◆ **Task goal**:
Whenever the string "author" turns up in a line of the data below, copy that line.

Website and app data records
>>

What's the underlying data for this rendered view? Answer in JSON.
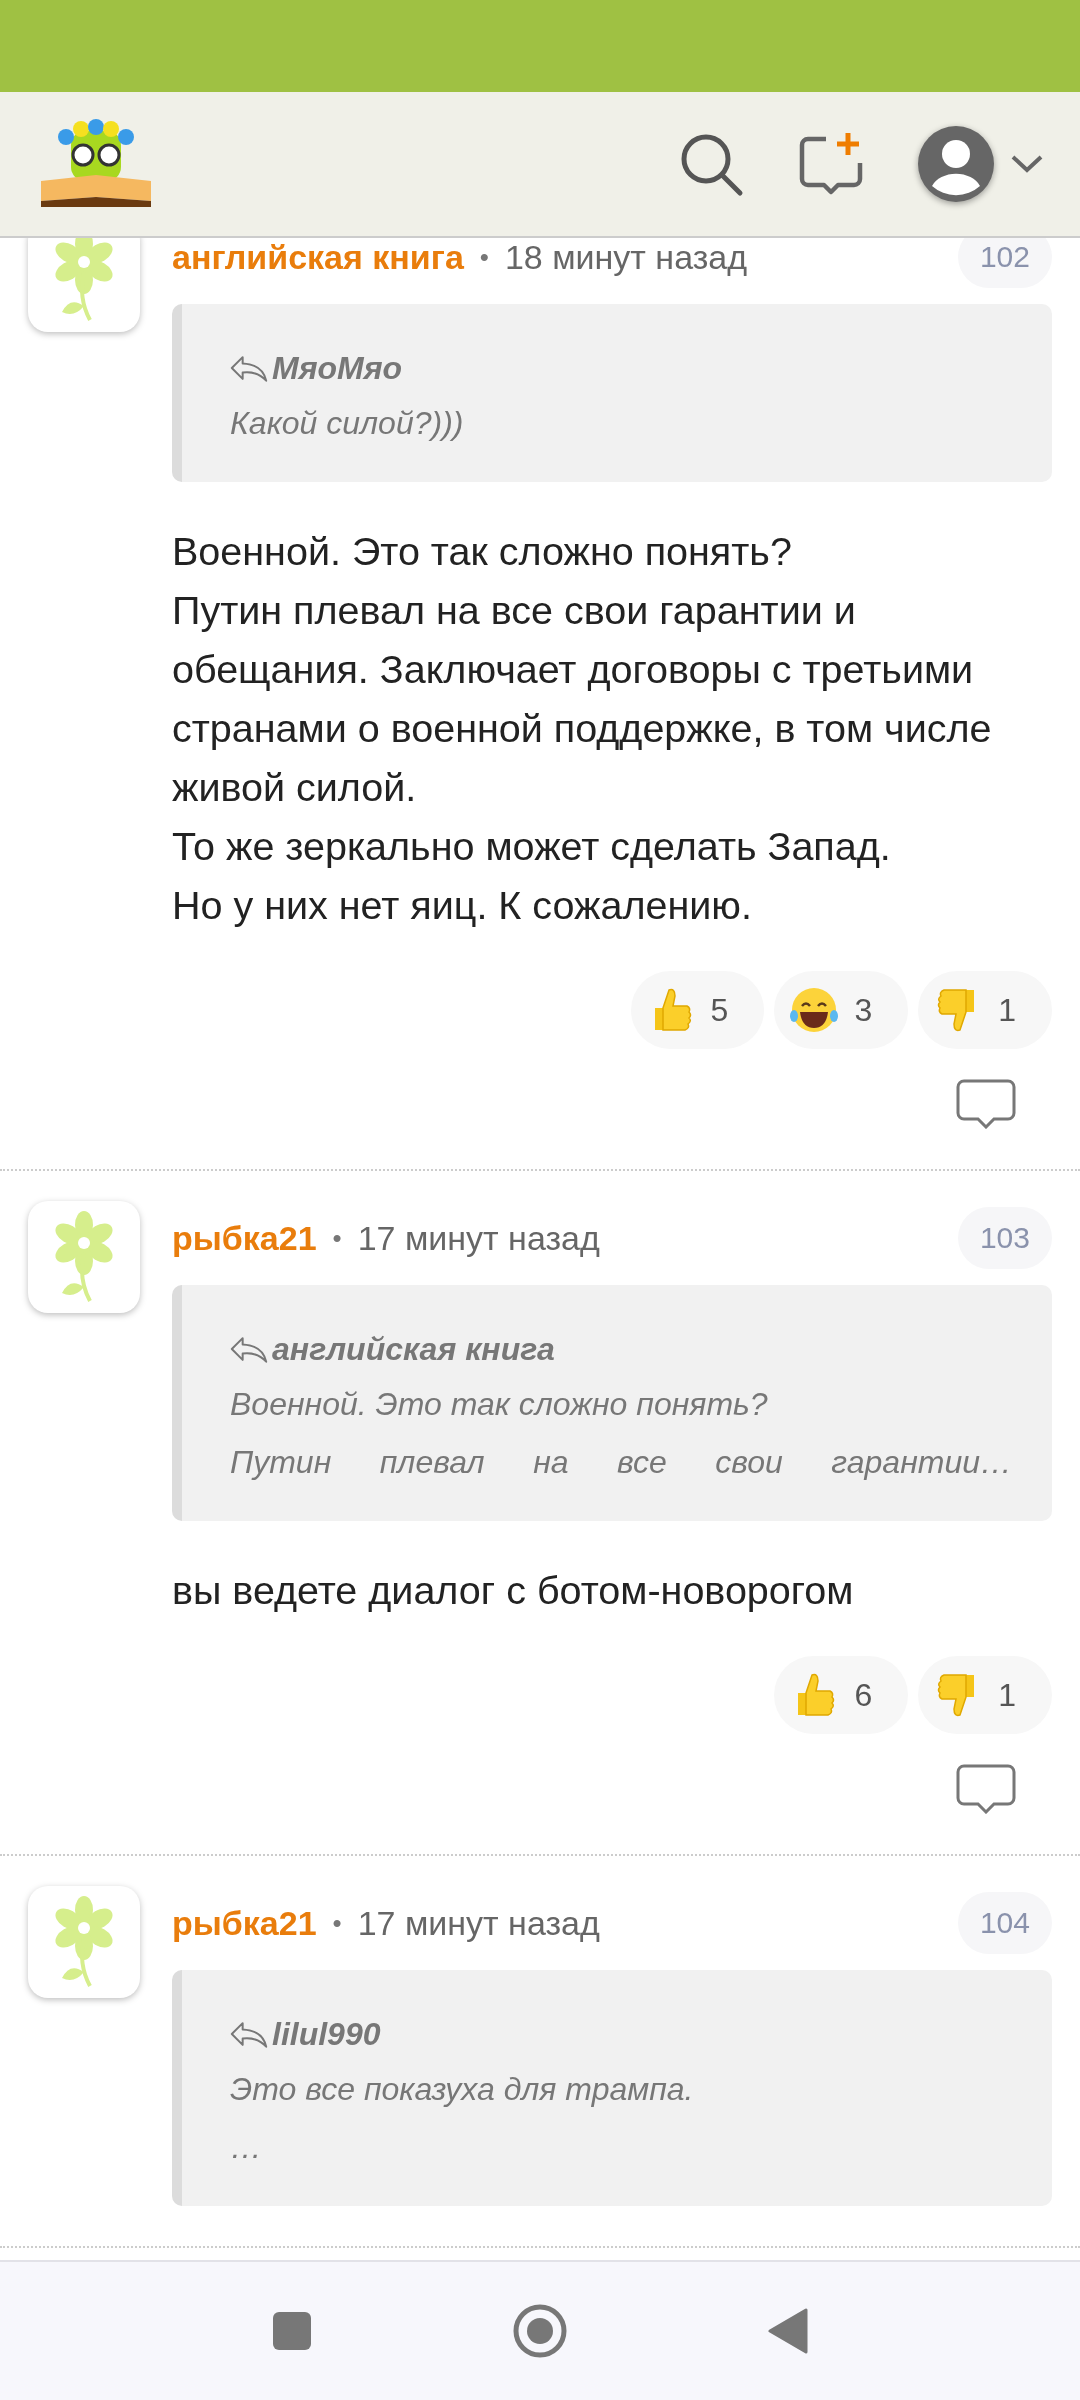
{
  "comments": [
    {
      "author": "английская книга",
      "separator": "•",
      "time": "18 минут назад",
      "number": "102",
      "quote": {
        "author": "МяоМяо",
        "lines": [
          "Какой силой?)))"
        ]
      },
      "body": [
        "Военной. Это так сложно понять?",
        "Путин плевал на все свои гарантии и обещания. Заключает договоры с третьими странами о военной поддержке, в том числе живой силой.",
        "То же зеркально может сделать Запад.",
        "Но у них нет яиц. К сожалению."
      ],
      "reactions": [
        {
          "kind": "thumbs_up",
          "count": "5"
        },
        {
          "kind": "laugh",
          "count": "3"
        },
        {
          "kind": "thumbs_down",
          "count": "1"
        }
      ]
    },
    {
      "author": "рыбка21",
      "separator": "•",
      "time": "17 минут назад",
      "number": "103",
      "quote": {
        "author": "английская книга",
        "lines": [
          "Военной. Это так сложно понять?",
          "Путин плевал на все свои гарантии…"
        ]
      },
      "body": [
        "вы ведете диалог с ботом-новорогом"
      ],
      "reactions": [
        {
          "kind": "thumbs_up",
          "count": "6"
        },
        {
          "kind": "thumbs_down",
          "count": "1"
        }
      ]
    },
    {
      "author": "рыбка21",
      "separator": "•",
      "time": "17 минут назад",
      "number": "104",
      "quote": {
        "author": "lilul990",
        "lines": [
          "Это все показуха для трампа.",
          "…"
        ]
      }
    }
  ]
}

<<
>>

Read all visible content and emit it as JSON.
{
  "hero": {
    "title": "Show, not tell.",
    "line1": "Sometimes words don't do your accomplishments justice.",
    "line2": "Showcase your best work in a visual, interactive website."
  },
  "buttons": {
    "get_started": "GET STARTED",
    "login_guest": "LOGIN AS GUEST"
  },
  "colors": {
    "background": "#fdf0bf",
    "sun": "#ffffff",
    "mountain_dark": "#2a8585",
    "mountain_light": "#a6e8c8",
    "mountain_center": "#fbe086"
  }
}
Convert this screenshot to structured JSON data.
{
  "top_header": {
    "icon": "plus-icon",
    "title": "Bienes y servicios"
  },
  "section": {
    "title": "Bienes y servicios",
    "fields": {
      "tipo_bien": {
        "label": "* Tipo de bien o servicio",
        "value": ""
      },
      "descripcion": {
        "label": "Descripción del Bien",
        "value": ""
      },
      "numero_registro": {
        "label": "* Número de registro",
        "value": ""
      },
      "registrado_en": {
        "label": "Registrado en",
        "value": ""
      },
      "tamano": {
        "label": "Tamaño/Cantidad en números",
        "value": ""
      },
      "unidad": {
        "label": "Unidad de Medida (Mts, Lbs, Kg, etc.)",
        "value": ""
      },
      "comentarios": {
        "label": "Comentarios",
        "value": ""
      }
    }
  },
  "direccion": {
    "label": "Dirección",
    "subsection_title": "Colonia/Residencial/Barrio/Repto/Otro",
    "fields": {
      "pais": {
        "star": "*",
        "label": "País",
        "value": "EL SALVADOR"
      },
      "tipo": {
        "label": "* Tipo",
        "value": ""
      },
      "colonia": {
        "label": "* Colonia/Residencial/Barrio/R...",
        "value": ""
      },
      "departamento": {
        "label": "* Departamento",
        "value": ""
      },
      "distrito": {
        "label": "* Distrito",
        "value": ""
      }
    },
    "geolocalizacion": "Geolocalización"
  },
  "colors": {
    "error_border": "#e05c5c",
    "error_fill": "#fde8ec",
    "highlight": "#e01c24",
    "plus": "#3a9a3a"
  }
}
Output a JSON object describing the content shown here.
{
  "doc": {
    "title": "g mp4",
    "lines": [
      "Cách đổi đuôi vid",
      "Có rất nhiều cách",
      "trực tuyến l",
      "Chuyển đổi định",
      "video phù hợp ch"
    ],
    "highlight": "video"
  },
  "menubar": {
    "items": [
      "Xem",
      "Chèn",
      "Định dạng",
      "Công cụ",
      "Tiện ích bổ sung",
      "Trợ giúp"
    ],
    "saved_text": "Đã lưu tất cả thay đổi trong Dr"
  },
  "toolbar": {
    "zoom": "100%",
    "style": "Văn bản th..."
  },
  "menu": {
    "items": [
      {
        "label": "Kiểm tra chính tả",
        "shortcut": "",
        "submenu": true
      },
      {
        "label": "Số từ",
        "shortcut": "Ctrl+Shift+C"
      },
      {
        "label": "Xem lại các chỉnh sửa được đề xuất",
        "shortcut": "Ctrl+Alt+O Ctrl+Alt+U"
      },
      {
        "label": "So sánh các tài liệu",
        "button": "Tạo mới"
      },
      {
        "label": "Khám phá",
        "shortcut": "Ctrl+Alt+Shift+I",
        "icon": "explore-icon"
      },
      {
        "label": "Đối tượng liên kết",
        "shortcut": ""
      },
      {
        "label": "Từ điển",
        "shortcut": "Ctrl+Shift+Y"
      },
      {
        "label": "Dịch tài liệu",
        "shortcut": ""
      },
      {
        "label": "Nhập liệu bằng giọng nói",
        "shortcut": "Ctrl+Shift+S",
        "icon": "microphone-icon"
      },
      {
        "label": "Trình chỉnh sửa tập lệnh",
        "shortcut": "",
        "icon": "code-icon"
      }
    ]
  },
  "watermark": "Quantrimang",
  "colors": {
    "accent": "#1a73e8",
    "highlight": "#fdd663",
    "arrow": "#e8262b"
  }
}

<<

◆ **Output below**:
      "author": "английская книга",
        "author": "МяоМяо",
      "author": "рыбка21",
        "author": "английская книга",
      "author": "рыбка21",
        "author": "lilul990",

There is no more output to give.